WHAT IS EXPECTED :: Return, from the lines below, each one that includes the word "microcomputer".

:: RECORDS ::

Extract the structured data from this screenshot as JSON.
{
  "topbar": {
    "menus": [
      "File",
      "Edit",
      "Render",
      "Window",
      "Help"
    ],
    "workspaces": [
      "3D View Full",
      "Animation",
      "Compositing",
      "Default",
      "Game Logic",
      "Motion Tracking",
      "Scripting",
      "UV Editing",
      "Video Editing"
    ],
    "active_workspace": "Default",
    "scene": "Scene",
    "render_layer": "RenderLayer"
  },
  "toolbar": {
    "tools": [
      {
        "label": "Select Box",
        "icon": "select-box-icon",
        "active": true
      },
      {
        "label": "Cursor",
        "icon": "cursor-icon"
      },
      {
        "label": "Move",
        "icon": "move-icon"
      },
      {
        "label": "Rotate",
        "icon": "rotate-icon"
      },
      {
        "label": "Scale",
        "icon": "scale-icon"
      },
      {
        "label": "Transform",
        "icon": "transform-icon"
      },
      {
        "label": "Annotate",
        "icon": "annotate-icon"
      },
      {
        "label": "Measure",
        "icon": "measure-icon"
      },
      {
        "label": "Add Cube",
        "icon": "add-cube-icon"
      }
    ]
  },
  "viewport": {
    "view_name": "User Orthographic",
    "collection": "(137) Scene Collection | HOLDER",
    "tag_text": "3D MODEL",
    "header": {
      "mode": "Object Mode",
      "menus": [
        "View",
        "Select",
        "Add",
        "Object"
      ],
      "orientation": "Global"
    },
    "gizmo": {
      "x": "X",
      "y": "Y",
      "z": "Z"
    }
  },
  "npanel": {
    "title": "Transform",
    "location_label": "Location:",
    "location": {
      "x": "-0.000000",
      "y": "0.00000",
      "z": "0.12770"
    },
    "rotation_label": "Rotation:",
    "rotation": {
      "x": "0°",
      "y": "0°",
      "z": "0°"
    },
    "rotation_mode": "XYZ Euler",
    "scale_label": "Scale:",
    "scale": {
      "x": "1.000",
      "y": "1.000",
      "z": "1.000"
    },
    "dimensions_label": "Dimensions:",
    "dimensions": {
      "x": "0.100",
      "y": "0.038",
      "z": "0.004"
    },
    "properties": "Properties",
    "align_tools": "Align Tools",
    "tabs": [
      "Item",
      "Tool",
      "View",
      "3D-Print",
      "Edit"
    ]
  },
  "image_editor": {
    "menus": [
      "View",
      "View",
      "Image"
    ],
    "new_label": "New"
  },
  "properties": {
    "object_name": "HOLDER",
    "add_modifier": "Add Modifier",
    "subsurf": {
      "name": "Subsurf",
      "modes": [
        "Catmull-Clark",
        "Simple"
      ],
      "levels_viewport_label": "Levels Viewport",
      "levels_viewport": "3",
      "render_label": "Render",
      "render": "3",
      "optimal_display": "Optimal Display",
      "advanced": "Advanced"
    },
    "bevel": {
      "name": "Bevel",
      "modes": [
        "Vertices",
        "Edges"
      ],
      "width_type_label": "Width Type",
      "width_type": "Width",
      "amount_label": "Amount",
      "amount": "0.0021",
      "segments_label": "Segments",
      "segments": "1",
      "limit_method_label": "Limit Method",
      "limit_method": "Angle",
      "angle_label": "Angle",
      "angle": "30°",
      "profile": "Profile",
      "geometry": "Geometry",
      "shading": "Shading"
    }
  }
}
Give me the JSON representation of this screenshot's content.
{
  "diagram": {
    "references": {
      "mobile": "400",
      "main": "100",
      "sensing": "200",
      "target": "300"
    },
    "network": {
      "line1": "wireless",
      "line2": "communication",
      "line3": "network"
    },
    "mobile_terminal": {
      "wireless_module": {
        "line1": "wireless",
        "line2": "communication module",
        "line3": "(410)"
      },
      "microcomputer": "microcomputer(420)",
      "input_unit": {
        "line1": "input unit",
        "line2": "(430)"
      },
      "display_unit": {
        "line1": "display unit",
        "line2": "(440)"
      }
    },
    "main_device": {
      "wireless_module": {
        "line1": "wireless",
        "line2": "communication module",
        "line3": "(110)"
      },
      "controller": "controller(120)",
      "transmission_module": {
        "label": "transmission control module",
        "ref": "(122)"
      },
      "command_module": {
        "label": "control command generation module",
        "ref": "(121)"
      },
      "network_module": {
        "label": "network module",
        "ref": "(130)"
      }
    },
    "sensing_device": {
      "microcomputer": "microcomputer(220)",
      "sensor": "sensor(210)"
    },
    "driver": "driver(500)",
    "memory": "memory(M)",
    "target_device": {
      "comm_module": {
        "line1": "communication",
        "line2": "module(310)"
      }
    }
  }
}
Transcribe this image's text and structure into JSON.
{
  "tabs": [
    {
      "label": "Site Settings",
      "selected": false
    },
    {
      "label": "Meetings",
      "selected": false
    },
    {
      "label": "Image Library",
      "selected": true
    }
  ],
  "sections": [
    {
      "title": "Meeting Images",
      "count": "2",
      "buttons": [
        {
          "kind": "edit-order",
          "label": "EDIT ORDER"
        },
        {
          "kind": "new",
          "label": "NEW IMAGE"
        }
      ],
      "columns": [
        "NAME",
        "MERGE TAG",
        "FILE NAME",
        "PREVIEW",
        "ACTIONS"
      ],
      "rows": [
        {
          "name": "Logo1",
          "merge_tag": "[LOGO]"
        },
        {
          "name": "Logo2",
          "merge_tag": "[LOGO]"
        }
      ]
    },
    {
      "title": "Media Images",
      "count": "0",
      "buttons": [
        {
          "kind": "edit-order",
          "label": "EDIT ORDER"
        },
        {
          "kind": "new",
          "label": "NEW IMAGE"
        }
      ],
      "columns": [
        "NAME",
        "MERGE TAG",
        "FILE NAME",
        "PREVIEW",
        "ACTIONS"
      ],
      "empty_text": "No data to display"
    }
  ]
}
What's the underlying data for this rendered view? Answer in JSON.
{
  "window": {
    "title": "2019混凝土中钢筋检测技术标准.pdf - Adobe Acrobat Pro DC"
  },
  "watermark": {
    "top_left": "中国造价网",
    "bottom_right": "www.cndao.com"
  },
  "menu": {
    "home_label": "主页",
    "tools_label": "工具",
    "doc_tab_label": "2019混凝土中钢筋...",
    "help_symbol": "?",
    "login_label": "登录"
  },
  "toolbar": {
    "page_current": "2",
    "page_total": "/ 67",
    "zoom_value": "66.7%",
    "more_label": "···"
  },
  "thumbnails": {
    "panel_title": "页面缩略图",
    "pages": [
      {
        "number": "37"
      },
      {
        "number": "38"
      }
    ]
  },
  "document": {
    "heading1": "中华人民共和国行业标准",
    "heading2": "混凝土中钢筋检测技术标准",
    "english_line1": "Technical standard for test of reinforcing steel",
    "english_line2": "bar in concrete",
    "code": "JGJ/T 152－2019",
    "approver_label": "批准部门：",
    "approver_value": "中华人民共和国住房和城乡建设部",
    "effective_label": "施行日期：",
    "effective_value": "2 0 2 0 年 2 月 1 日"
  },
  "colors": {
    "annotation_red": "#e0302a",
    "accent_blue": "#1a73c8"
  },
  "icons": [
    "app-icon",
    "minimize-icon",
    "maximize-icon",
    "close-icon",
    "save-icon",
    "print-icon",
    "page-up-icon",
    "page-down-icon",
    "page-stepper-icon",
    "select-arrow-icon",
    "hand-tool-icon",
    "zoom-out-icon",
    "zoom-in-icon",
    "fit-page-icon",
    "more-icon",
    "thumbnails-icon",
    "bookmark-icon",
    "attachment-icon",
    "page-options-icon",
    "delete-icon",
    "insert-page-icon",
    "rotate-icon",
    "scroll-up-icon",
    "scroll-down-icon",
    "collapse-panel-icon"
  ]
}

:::

ANSWER TO THE EXERCISE ::
      "microcomputer": "microcomputer(420)",
      "microcomputer": "microcomputer(220)",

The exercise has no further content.